One of the ways Windows 2000 meets these requirements is by assigning each user a
security ID (SID)
. Your SID, a gigantic number
Whenever you attempt to walk through a controlled "door" in Windows 2000 (for example, when you connect to a shared printer), or any time a program attempts to do that on your
In determining whom to pass and whom to block, Windows 2000 consults the resource's access control list (ACL) . This is simply a list showing which SIDs have which kinds of access privileges. Every resource subject to access control has an ACL.
For a list of Windows 2000 rights, see Table 27-2.
Windows 2000 distinguishes two types of access privileges: permissions and rights. A
is the ability to access a particular object in some defined manner—for example, to write to an NTFS file or to modify a printer queue. A
is the ability to perform a particular
The owner of a resource (or an administrator)
In this book, as in many of the Windows 2000 messages and dialog boxes, privileges serves as an informal
termencompassing both permissions and rights.

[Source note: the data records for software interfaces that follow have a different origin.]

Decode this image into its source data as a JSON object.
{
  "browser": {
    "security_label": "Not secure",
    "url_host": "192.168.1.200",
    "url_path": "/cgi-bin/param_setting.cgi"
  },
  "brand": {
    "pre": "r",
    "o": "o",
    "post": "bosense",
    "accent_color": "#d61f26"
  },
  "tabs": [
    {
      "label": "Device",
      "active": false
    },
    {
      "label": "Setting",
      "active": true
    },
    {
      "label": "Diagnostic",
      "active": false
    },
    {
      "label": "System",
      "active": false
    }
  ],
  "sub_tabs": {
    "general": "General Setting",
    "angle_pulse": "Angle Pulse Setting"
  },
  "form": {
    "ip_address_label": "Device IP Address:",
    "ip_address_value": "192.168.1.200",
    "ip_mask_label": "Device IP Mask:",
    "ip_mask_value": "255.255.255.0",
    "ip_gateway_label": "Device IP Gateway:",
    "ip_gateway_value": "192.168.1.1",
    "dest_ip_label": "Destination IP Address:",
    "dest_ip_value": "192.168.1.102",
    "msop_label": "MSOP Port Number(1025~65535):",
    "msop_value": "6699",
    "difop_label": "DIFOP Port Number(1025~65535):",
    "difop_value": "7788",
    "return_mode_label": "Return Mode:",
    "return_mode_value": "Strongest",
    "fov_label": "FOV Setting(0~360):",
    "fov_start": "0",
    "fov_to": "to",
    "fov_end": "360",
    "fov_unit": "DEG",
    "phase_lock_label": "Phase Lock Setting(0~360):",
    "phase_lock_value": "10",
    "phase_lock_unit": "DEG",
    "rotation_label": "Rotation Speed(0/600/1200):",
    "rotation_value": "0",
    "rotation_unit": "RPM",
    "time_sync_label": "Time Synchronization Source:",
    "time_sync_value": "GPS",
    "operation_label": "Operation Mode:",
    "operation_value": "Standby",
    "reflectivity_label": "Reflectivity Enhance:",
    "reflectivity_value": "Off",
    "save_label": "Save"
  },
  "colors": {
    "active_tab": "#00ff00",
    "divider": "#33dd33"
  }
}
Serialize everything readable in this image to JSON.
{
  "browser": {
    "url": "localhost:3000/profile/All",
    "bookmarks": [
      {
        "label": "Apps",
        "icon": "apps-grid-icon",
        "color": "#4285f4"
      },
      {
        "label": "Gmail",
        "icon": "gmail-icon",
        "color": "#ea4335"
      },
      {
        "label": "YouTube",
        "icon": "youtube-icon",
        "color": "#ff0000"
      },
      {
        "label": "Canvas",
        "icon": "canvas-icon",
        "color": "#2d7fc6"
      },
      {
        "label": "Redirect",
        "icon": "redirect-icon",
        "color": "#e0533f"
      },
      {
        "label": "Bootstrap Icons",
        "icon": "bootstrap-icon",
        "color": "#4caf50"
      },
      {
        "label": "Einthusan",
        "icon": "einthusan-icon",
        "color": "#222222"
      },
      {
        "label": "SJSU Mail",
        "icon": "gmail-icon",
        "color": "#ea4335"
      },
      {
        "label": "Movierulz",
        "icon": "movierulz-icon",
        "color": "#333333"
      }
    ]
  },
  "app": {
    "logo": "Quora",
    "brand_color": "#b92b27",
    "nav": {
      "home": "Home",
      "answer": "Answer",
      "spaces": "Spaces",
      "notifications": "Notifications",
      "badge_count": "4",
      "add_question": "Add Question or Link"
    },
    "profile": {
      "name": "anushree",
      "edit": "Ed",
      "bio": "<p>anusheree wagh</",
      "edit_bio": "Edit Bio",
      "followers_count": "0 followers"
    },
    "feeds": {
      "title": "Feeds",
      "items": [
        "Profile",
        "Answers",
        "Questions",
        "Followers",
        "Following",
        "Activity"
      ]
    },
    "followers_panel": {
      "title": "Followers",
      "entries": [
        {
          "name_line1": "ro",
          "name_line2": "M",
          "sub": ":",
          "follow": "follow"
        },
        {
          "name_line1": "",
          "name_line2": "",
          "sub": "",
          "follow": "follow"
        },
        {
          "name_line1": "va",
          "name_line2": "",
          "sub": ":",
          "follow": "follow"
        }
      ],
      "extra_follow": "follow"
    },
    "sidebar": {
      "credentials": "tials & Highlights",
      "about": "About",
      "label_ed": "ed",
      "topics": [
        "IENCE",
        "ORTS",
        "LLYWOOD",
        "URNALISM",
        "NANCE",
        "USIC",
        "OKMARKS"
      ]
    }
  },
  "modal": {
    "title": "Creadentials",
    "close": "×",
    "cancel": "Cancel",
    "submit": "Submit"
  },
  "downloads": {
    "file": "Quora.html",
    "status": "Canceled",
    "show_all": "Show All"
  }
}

The backbone of Windows 2000 security is the ability to uniquely identify each user. Windows 2000
In addition to such "normal" user accounts, Windows 2000 provides two special accounts that have predefined sets of permissions and rights associated with them: the Administrator account, and the Guest account.
Every computer running Windows 2000 has a special account named Administrator. This account has full rights over the entire computer. It can create other user accounts and is
To make it more difficult for intruders to use the Administrator account, you should rename it so they'll be forced to guess its user name as well as its password. For information about renaming user accounts, see "Renaming, Deleting, and Disabling Accounts."
Most Windows 2000 systems also include an account named Guest. This account resides at the other end of the privilege spectrum. It is designed to allow an infrequent or temporary user such as a visitor to log on to the system without providing a password and use the system in a restricted manner. Choices made by the system administrator determine the level of access afforded to the Guest account. (By default, the Guest account is disabled on a clean install of Windows 2000; no one can use an account that's disabled.)
Enabling the Guest account not only allows
anyoneto log on to your computer using the user name Guest (with no password), but it allows anyone on your network to see your shared folders if you share them using default settings. (The other users could even be running an unsecure system such as Windows 98, which doesn't require a logon name and password.) Shared folders on a FAT32 volume are then completely opento access, and anonymous users can view, modify, create, or delete files. If your shared folders are on an NTFS volume and you use the default NTFS access permissions, they won't be able to access the share—but they will be able to see the shared folder name. If you must enable the Guest account, be sure you deny Guest access to shares, folders, and files that you don't want guests and other unauthenticated users to see. (A user on another computer or another domain might be authenticated on their system, but not on yours.)